Only lines containing the word "exam" belong in the answer; copy each one from the records.
[[ TASK INPUTS, beginning ]]
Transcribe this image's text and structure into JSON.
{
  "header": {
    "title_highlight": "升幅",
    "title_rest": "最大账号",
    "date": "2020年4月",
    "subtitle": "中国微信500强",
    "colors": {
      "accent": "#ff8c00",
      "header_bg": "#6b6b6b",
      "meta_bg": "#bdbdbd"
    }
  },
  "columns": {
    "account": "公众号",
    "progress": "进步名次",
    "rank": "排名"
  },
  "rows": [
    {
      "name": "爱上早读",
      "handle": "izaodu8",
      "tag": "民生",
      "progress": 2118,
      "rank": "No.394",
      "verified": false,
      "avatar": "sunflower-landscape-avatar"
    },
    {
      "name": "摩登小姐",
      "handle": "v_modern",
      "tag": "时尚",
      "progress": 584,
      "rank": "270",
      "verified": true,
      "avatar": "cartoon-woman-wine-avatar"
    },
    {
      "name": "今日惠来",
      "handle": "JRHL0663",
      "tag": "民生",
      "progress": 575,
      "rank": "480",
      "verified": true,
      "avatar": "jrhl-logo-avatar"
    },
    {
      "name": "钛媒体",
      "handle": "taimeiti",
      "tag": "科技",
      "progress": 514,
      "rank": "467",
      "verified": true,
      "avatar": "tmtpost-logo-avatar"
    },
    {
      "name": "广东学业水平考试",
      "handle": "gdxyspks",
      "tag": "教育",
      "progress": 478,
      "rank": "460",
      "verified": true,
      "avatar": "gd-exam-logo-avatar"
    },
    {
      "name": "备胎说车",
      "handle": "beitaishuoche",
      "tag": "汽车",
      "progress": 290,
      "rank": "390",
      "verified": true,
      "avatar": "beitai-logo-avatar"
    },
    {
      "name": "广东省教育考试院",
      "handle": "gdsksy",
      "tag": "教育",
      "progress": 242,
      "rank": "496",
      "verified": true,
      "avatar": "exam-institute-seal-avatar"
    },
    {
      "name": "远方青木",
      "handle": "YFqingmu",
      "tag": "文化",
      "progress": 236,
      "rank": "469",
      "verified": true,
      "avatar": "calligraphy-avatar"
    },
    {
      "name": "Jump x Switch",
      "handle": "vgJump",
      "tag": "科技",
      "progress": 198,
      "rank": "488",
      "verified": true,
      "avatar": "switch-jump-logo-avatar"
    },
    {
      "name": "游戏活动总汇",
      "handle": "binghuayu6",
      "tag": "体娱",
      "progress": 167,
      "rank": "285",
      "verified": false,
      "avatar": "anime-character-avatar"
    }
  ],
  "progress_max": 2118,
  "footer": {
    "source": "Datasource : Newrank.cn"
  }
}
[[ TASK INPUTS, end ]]
= SOLUTION BELOW =
      "avatar": "gd-exam-logo-avatar"
      "avatar": "exam-institute-seal-avatar"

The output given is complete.